“You never change things by fighting the existing reality. To change something, build a new model that makes the existing model obsolete.” ~Buckminster Fuller
In early December, I had the privilege of participating on a panel at the 32nd Annual Piper Sandler Health Conference with Amir Rubin, MD and CEO of One Medical, and Jonathan Bush, Executive Chairman of Firefly Health (he was the co-founder and former CEO of athenahealth) to discuss next generation primary care models with longtime and astute healthcare technology industry analyst Sean Wieland. Sean has been speaking and writing about his Primary Care 2.0 thesis for many years and it was a great opportunity to bring together several innovative companies as case studies.
Amir was able to share the impressive growth of One Medical and their experiences since going public, including the expansion into multiple new markets, as well as new partnerships and new services that they have introduced to meet membership needs. One Medical has done an incredible job educating the broader investment community about membership-based primary care, “care margins,” and the operationalization of primary care at scale, and they have been both recognized and rewarded since their initial public offering.

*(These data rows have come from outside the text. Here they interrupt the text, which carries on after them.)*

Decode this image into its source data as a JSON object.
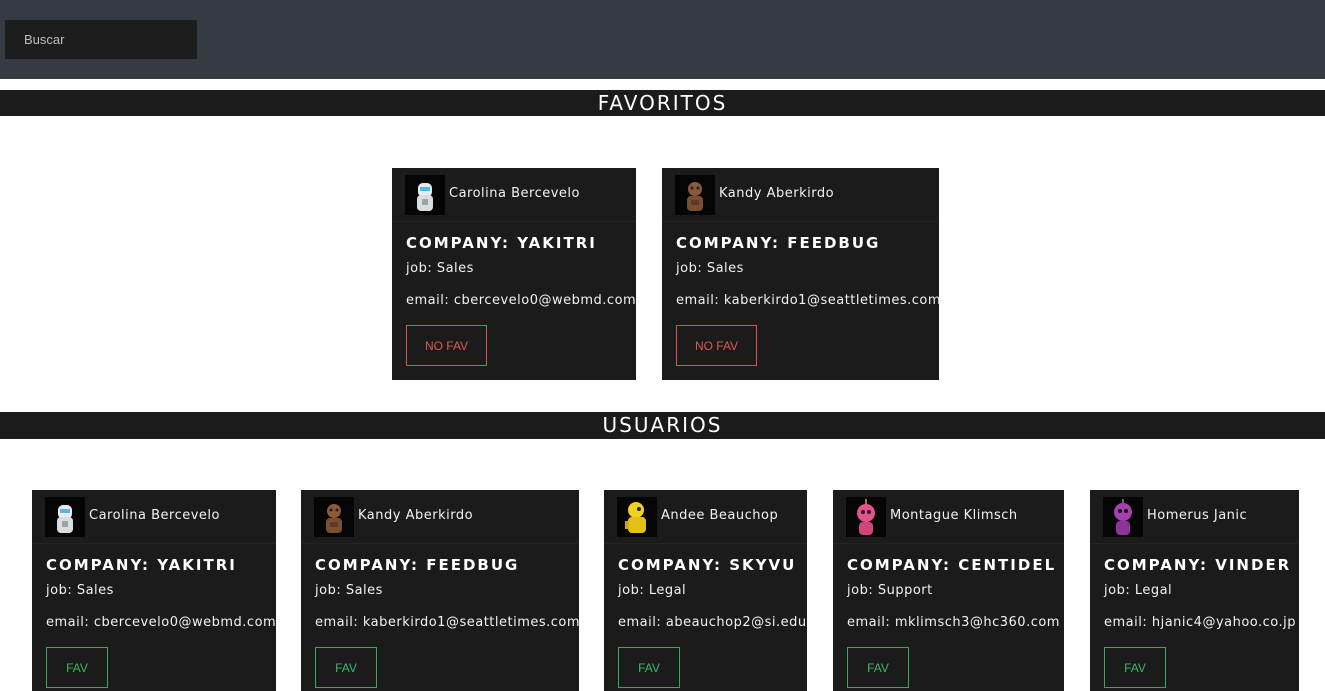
{
  "search": {
    "placeholder": "Buscar"
  },
  "sections": {
    "favorites_title": "FAVORITOS",
    "users_title": "USUARIOS"
  },
  "favorites": [
    {
      "name": "Carolina Bercevelo",
      "company": "COMPANY: YAKITRI",
      "job": "job: Sales",
      "email": "email: cbercevelo0@webmd.com",
      "button": "NO FAV",
      "avatar": "robot-white-avatar"
    },
    {
      "name": "Kandy Aberkirdo",
      "company": "COMPANY: FEEDBUG",
      "job": "job: Sales",
      "email": "email: kaberkirdo1@seattletimes.com",
      "button": "NO FAV",
      "avatar": "robot-brown-avatar"
    }
  ],
  "users": [
    {
      "name": "Carolina Bercevelo",
      "company": "COMPANY: YAKITRI",
      "job": "job: Sales",
      "email": "email: cbercevelo0@webmd.com",
      "button": "FAV",
      "avatar": "robot-white-avatar"
    },
    {
      "name": "Kandy Aberkirdo",
      "company": "COMPANY: FEEDBUG",
      "job": "job: Sales",
      "email": "email: kaberkirdo1@seattletimes.com",
      "button": "FAV",
      "avatar": "robot-brown-avatar"
    },
    {
      "name": "Andee Beauchop",
      "company": "COMPANY: SKYVU",
      "job": "job: Legal",
      "email": "email: abeauchop2@si.edu",
      "button": "FAV",
      "avatar": "robot-yellow-avatar"
    },
    {
      "name": "Montague Klimsch",
      "company": "COMPANY: CENTIDEL",
      "job": "job: Support",
      "email": "email: mklimsch3@hc360.com",
      "button": "FAV",
      "avatar": "robot-pink-avatar"
    },
    {
      "name": "Homerus Janic",
      "company": "COMPANY: VINDER",
      "job": "job: Legal",
      "email": "email: hjanic4@yahoo.co.jp",
      "button": "FAV",
      "avatar": "robot-purple-avatar"
    }
  ],
  "colors": {
    "topbar": "#363a43",
    "card": "#1b1b1b",
    "no_fav": "#e0584f",
    "fav": "#3fb56a"
  }
}
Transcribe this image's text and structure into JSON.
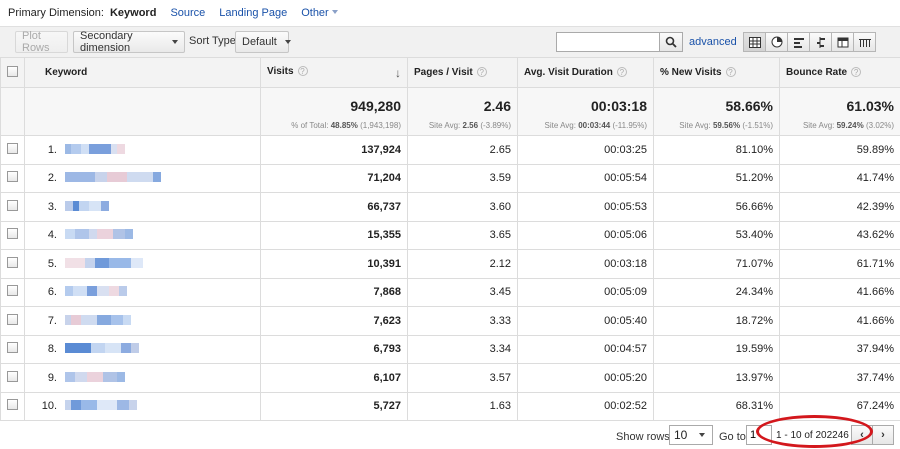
{
  "dimension_bar": {
    "label": "Primary Dimension:",
    "active": "Keyword",
    "options": [
      "Source",
      "Landing Page"
    ],
    "other": "Other"
  },
  "toolbar": {
    "plot_rows": "Plot Rows",
    "secondary_dimension": "Secondary dimension",
    "sort_type_label": "Sort Type:",
    "sort_type_value": "Default",
    "search_value": "",
    "advanced": "advanced"
  },
  "table": {
    "columns": [
      "Keyword",
      "Visits",
      "Pages / Visit",
      "Avg. Visit Duration",
      "% New Visits",
      "Bounce Rate"
    ],
    "totals": {
      "visits": "949,280",
      "visits_sub_label": "% of Total:",
      "visits_sub_value": "48.85%",
      "visits_sub_extra": "(1,943,198)",
      "pages": "2.46",
      "pages_sub_label": "Site Avg:",
      "pages_sub_value": "2.56",
      "pages_sub_extra": "(-3.89%)",
      "duration": "00:03:18",
      "duration_sub_label": "Site Avg:",
      "duration_sub_value": "00:03:44",
      "duration_sub_extra": "(-11.95%)",
      "new_visits": "58.66%",
      "new_visits_sub_label": "Site Avg:",
      "new_visits_sub_value": "59.56%",
      "new_visits_sub_extra": "(-1.51%)",
      "bounce": "61.03%",
      "bounce_sub_label": "Site Avg:",
      "bounce_sub_value": "59.24%",
      "bounce_sub_extra": "(3.02%)"
    },
    "rows": [
      {
        "num": "1.",
        "visits": "137,924",
        "pages": "2.65",
        "duration": "00:03:25",
        "new": "81.10%",
        "bounce": "59.89%"
      },
      {
        "num": "2.",
        "visits": "71,204",
        "pages": "3.59",
        "duration": "00:05:54",
        "new": "51.20%",
        "bounce": "41.74%"
      },
      {
        "num": "3.",
        "visits": "66,737",
        "pages": "3.60",
        "duration": "00:05:53",
        "new": "56.66%",
        "bounce": "42.39%"
      },
      {
        "num": "4.",
        "visits": "15,355",
        "pages": "3.65",
        "duration": "00:05:06",
        "new": "53.40%",
        "bounce": "43.62%"
      },
      {
        "num": "5.",
        "visits": "10,391",
        "pages": "2.12",
        "duration": "00:03:18",
        "new": "71.07%",
        "bounce": "61.71%"
      },
      {
        "num": "6.",
        "visits": "7,868",
        "pages": "3.45",
        "duration": "00:05:09",
        "new": "24.34%",
        "bounce": "41.66%"
      },
      {
        "num": "7.",
        "visits": "7,623",
        "pages": "3.33",
        "duration": "00:05:40",
        "new": "18.72%",
        "bounce": "41.66%"
      },
      {
        "num": "8.",
        "visits": "6,793",
        "pages": "3.34",
        "duration": "00:04:57",
        "new": "19.59%",
        "bounce": "37.94%"
      },
      {
        "num": "9.",
        "visits": "6,107",
        "pages": "3.57",
        "duration": "00:05:20",
        "new": "13.97%",
        "bounce": "37.74%"
      },
      {
        "num": "10.",
        "visits": "5,727",
        "pages": "1.63",
        "duration": "00:02:52",
        "new": "68.31%",
        "bounce": "67.24%"
      }
    ]
  },
  "pager": {
    "show_rows_label": "Show rows:",
    "show_rows_value": "10",
    "goto_label": "Go to:",
    "goto_value": "1",
    "range": "1 - 10 of 202246"
  },
  "colors": {
    "link": "#1a52a9",
    "highlight_circle": "#d3171c",
    "blur_blue": "#4a7fd0"
  },
  "icons": [
    "search-icon",
    "table-view-icon",
    "pie-view-icon",
    "performance-view-icon",
    "comparison-view-icon",
    "pivot-view-icon",
    "term-cloud-view-icon",
    "sort-desc-icon",
    "help-icon",
    "prev-page-icon",
    "next-page-icon"
  ]
}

Jonathan, who built athenahealth into one of the most disruptive health IT companies, and who also has a well-deserved industry reputation—equal parts disruptive innovator and artform-level unconventionality—was in classic form. His QPM (quips per minute) was definitely revving. In his self-proclaimed “return from exile” appearance, he was able to colorfully characterize the current challenges in our industry as a “Healthcare Goiter” with anatomically correct gesticulations. Furthermore, he was able to to define new Primary Care 2.0 models like Firefly as more akin to an order of “Franciscan Monks” aligned with the people and intent on rooting out the sclerotic medico-industrial with his own version of innovation catheterization. Gotta love that guy!
That conversation was followed by another one with an equity research team at a major bank. In this conversation we got to tell our story in a more linear fashion, describing both the background context as well as our history, highlighting our unique points of differentiation. We’ve been describing our business quite a bit lately, and the way it gets framed is important in helping people understand not only what we do, but more importantly what we believe. What we believe is infused in everything that we do, including why we create and how we deliver care—and we are accountable for the achievement of results.
To help bring awareness and clarity to this differentiation, I recently started writing a series of posts on “Primary Health Is . . .” (see here, here, here, here, and here). What the analysts are beginning to see is that while primary care may be the key to solving the costs and complexity in our healthcare system, it will take more than a tweak to the existing primary care model. You can’t just put new lipstick on the same pig!
You have to reinvent it—from the services offered and the channels through which they’re offered, to the commitment to being data-driven at both the individual member level as well as at population health level—while also including an entirely new payment model. Most of the analysis that describes PCMH, ACOs, and related models, outlines that their shortfall is in the commitment to taking on more risk in the form of operating under an agreed upon fixed fee. Most of these experiments have struggled when they bandage on an additional fee (with no commensurate value creation), pay lip service to integration and coordination (but offer no new changes in care delivery), and attempt to gloss over the results by various forms of handwaving, smoke and mirrors, and a booming voice. Providing a monthly employee membership to a local clinic on top of the traditional fee-for-service model just shifts the costs around—but it’s the employer that still picks up the increased expense in the end without much ROI to point to either clinically or financially. It’s true, there is no wizard behind the curtain. It simply takes hard work to engage members, to deliver consistent, exceptional care, and to couple these with new payment models that reward for results and award for accountability and achievement.
My Primary Health series goes into significant detail about what this new future looks like. In a nutshell, though, it all comes down to effectively and transparently managing the entire patient journey. No matter how compelling the initial primary care experience, if in the end the patient is still shuffled off to uncoordinated specialists, expensive health systems, or unnecessary diagnostics/testing that remain outside of direct oversight, the primary care provider loses control of the outcomes and costs, to the detriment of both the member and the payer. In spite of the cool clinics and fancy apps of many of these new-style medical groups, the employer payers are simply paying for a new kind of Black Box—one that’s still opaque, conflicted, and expensive—when what they need is an arrangement like our “Commercial Advantage” model that is transparent and accountable to them and their employees.
No lipstick required. No lip service necessary. No lame storytelling or roundabout explanations. Just good old-fashioned Primary Health based on a trusted relationship, modern communication tools, and financial alignment of all parties. A unique, new Commercial Advantage for all self-insured employers and payers alike.